> _GOAL OF THE EXERCISE_: Only the lines with the string "title" are needed; return each of them from the entries below.

> _WORKING DATA_:
--

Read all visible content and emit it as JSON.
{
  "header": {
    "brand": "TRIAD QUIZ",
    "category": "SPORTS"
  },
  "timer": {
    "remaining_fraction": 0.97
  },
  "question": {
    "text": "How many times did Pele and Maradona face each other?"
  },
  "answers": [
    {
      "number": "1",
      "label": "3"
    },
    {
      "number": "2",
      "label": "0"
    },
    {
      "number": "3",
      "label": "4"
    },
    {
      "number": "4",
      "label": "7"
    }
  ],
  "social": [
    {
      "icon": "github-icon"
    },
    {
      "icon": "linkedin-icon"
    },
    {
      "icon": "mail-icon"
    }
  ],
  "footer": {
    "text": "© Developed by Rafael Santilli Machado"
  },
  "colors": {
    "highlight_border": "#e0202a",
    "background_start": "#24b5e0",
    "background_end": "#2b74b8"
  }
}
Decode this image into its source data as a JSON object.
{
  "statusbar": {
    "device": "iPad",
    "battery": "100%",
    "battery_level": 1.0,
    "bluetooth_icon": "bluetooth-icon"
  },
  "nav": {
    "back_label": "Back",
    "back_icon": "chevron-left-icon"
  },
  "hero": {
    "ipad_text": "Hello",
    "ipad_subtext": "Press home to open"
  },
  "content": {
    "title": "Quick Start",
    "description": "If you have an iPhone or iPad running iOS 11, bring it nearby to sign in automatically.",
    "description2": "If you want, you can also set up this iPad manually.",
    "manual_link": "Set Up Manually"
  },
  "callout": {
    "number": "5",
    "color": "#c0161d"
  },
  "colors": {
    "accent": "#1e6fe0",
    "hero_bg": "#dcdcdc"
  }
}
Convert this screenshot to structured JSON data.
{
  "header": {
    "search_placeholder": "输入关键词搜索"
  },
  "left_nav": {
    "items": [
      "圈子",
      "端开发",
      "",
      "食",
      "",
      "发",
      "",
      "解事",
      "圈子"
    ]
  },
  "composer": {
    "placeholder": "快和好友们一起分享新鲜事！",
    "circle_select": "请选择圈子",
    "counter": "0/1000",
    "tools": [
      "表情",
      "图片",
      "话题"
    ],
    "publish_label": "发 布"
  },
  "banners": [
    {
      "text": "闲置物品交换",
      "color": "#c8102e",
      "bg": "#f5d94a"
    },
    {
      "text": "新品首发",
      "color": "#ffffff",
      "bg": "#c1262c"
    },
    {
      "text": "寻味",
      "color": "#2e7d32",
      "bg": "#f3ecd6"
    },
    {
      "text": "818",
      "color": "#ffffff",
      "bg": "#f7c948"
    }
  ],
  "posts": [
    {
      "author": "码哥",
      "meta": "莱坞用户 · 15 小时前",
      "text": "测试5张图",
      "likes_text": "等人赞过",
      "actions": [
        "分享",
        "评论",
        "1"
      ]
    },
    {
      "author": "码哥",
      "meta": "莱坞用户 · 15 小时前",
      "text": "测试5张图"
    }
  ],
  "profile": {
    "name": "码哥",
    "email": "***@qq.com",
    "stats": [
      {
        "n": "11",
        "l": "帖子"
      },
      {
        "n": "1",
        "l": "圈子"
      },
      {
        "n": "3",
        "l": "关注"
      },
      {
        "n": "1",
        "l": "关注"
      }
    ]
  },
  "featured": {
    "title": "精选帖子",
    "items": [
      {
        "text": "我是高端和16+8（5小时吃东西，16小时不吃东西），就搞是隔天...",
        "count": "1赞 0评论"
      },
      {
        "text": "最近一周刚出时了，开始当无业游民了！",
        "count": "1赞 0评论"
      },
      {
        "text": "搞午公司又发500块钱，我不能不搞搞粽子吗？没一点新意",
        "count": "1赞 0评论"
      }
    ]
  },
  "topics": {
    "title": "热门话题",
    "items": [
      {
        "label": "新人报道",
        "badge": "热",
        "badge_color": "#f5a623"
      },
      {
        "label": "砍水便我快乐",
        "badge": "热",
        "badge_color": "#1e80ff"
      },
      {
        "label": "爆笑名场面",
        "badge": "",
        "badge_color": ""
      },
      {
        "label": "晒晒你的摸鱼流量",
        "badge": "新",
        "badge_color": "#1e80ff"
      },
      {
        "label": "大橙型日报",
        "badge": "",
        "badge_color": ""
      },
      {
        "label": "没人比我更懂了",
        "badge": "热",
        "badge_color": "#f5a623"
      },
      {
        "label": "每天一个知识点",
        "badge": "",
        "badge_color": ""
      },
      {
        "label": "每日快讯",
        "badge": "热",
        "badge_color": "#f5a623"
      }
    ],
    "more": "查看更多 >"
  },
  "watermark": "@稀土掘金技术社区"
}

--

> _ANSWER TO THIS EXERCISE_:
    "title": "Quick Start",
    "title": "精选帖子",
    "title": "热门话题",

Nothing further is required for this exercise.